**Assignment**: Among the entries that follow, some lines contain the word "count". Show all of them.

(Page and application data records)

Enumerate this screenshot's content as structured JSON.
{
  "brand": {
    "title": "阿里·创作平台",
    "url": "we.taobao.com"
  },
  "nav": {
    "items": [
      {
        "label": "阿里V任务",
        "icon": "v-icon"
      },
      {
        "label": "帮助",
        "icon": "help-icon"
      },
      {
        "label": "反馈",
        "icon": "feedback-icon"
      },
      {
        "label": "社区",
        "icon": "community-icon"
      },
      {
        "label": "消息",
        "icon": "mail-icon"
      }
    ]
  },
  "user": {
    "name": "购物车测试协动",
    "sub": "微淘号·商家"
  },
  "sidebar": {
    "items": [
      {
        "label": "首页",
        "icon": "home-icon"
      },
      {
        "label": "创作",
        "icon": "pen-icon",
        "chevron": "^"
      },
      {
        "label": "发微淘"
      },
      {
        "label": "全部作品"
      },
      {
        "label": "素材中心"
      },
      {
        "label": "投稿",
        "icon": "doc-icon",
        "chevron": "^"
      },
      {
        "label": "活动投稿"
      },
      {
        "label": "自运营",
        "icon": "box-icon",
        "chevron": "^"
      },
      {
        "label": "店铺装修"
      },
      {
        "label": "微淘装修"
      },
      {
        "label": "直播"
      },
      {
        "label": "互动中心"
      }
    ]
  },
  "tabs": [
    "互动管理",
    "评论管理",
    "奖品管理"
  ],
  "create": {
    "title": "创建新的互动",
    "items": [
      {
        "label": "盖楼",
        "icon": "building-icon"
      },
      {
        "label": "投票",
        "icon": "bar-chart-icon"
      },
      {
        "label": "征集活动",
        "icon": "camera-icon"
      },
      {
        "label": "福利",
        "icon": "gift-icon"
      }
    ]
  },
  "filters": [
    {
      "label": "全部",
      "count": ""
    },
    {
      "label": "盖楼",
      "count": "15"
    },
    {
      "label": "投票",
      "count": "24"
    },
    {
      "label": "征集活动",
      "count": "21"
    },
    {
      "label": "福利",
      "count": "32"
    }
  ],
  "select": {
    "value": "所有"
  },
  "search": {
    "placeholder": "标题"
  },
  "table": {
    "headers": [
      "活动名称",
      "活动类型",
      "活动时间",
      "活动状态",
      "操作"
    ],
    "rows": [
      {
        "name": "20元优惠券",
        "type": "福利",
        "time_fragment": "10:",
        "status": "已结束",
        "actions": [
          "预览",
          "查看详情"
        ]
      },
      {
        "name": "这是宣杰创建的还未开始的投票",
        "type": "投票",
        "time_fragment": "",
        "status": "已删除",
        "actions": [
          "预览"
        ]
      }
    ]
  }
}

**Response**:
      "count": ""
      "count": "15"
      "count": "24"
      "count": "21"
      "count": "32"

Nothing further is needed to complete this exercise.